▶ _Aim of the exercise_
State the number of lines in the following data that include the word "Crossover", with no other text.

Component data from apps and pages
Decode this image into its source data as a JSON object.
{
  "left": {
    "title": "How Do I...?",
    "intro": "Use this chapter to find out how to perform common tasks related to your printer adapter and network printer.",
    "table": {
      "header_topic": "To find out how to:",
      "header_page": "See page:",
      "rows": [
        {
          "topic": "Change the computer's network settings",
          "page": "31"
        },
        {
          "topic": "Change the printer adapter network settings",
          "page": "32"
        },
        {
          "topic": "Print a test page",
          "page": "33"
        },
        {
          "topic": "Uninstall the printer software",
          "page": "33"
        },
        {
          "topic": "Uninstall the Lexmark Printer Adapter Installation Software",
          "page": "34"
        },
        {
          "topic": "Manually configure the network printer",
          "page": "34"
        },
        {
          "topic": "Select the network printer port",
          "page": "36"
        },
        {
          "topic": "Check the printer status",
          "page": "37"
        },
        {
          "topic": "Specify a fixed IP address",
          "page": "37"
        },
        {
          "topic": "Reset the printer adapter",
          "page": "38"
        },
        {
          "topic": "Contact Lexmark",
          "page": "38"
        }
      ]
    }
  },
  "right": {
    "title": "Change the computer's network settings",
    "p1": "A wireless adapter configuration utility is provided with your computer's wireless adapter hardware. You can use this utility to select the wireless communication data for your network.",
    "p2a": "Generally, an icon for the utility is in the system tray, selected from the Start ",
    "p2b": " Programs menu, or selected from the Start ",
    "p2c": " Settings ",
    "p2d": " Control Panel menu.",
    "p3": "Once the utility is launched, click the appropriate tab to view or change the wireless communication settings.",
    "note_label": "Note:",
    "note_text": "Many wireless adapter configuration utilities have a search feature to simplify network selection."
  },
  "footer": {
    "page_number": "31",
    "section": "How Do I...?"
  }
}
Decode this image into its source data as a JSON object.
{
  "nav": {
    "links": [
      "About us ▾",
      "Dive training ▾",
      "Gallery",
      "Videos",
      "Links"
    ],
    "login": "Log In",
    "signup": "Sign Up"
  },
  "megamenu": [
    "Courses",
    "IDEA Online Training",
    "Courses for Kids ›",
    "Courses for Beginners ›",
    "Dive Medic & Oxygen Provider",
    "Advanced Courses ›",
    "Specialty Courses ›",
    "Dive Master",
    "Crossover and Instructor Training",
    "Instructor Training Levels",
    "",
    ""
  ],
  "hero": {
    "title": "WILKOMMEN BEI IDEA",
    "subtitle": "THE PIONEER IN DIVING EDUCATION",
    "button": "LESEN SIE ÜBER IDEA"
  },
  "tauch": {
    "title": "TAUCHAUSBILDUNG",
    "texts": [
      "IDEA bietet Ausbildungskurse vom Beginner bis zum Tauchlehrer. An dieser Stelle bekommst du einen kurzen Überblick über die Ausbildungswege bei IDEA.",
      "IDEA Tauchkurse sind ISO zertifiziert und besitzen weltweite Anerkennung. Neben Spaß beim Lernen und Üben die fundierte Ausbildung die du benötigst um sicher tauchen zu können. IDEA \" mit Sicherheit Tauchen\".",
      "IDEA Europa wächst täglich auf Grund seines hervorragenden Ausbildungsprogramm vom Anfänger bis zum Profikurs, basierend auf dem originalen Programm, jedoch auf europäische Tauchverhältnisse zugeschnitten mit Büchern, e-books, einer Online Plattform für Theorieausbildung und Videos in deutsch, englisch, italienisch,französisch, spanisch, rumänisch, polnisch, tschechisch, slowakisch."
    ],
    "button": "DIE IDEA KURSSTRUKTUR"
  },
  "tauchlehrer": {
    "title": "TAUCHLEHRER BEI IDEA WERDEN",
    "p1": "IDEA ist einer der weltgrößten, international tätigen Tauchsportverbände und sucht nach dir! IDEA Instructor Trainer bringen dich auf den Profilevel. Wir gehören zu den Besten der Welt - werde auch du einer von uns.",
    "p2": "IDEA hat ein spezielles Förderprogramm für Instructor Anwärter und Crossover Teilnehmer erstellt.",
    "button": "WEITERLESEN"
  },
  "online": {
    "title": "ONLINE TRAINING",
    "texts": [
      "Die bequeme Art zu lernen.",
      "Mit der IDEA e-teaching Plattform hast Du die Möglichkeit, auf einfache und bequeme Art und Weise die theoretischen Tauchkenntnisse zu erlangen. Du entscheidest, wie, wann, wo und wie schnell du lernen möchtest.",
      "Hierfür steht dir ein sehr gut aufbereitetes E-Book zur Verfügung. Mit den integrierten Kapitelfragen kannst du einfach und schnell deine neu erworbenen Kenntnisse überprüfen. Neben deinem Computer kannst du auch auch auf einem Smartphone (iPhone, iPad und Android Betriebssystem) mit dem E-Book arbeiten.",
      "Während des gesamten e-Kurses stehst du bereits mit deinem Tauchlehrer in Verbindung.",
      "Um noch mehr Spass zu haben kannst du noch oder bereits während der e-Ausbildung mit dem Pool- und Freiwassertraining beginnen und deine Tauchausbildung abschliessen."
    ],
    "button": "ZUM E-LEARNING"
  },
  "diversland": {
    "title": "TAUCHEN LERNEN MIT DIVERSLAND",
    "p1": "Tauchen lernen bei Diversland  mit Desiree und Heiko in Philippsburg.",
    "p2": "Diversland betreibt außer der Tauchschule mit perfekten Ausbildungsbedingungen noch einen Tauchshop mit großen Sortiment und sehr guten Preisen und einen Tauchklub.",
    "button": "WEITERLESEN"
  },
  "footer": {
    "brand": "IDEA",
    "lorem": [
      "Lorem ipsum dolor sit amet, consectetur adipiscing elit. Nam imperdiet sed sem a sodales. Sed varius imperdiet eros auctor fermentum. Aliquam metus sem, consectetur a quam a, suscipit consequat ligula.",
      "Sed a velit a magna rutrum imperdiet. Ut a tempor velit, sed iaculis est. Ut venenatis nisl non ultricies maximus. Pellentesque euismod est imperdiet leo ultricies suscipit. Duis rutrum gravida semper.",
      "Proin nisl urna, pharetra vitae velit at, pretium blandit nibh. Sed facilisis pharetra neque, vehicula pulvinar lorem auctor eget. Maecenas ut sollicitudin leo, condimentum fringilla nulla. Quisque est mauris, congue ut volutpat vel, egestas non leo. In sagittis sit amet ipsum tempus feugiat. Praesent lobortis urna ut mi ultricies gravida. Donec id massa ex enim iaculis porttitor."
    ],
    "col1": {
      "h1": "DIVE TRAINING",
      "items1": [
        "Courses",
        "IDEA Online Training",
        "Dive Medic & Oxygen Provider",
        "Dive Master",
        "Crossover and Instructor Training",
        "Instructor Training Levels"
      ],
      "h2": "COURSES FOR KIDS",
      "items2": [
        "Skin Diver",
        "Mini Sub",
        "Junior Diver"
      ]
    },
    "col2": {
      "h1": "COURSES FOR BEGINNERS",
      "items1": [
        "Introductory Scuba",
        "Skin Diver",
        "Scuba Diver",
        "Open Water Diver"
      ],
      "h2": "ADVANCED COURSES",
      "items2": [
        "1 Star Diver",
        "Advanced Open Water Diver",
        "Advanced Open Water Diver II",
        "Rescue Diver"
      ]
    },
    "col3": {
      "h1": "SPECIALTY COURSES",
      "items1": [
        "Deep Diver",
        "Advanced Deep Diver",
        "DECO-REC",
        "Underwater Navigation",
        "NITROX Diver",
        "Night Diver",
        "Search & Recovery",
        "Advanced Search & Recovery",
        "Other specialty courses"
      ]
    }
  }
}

▶ _Exercise output_
3